» **Task prompt**
Without including any pictures, write out the listing below exactly.

━━━━━━

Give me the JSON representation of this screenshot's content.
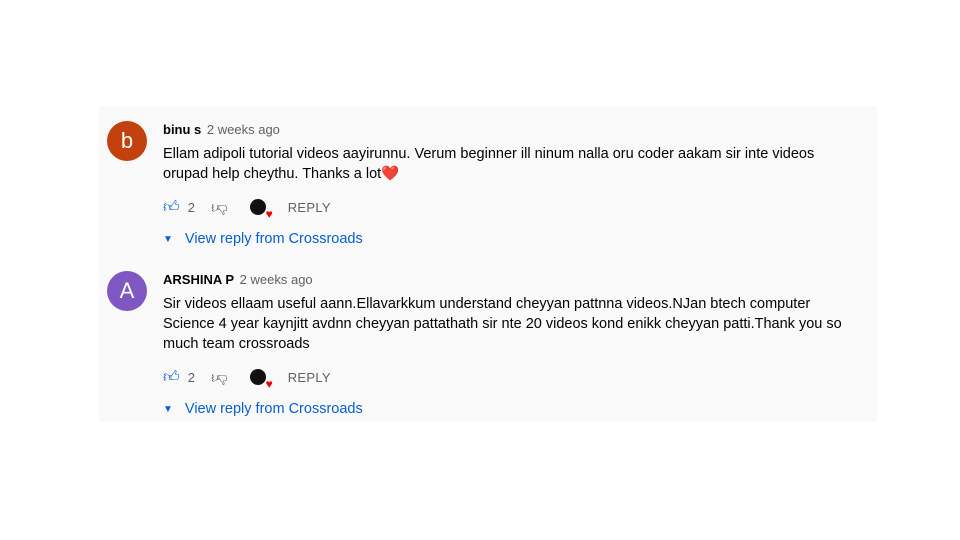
{
  "comments": [
    {
      "avatar_letter": "b",
      "avatar_color": "#c2410c",
      "author": "binu s",
      "time": "2 weeks ago",
      "text": "Ellam adipoli tutorial videos aayirunnu. Verum beginner ill ninum nalla oru coder aakam sir inte videos orupad help cheythu. Thanks a lot❤️",
      "likes": "2",
      "reply_label": "REPLY",
      "view_replies": "View reply from Crossroads"
    },
    {
      "avatar_letter": "A",
      "avatar_color": "#7e57c2",
      "author": "ARSHINA P",
      "time": "2 weeks ago",
      "text": "Sir videos ellaam useful aann.Ellavarkkum understand cheyyan pattnna videos.NJan btech computer Science 4 year kaynjitt avdnn cheyyan pattathath sir nte 20 videos kond enikk cheyyan patti.Thank you so much team crossroads",
      "likes": "2",
      "reply_label": "REPLY",
      "view_replies": "View reply from Crossroads"
    }
  ]
}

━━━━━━

» **Solved problem**
Give me the JSON representation of this screenshot's content.
{
  "comments": [
    {
      "avatar_letter": "b",
      "avatar_color": "#c2410c",
      "author": "binu s",
      "time": "2 weeks ago",
      "text": "Ellam adipoli tutorial videos aayirunnu. Verum beginner ill ninum nalla oru coder aakam sir inte videos orupad help cheythu. Thanks a lot❤️",
      "likes": "2",
      "reply_label": "REPLY",
      "view_replies": "View reply from Crossroads"
    },
    {
      "avatar_letter": "A",
      "avatar_color": "#7e57c2",
      "author": "ARSHINA P",
      "time": "2 weeks ago",
      "text": "Sir videos ellaam useful aann.Ellavarkkum understand cheyyan pattnna videos.NJan btech computer Science 4 year kaynjitt avdnn cheyyan pattathath sir nte 20 videos kond enikk cheyyan patti.Thank you so much team crossroads",
      "likes": "2",
      "reply_label": "REPLY",
      "view_replies": "View reply from Crossroads"
    }
  ]
}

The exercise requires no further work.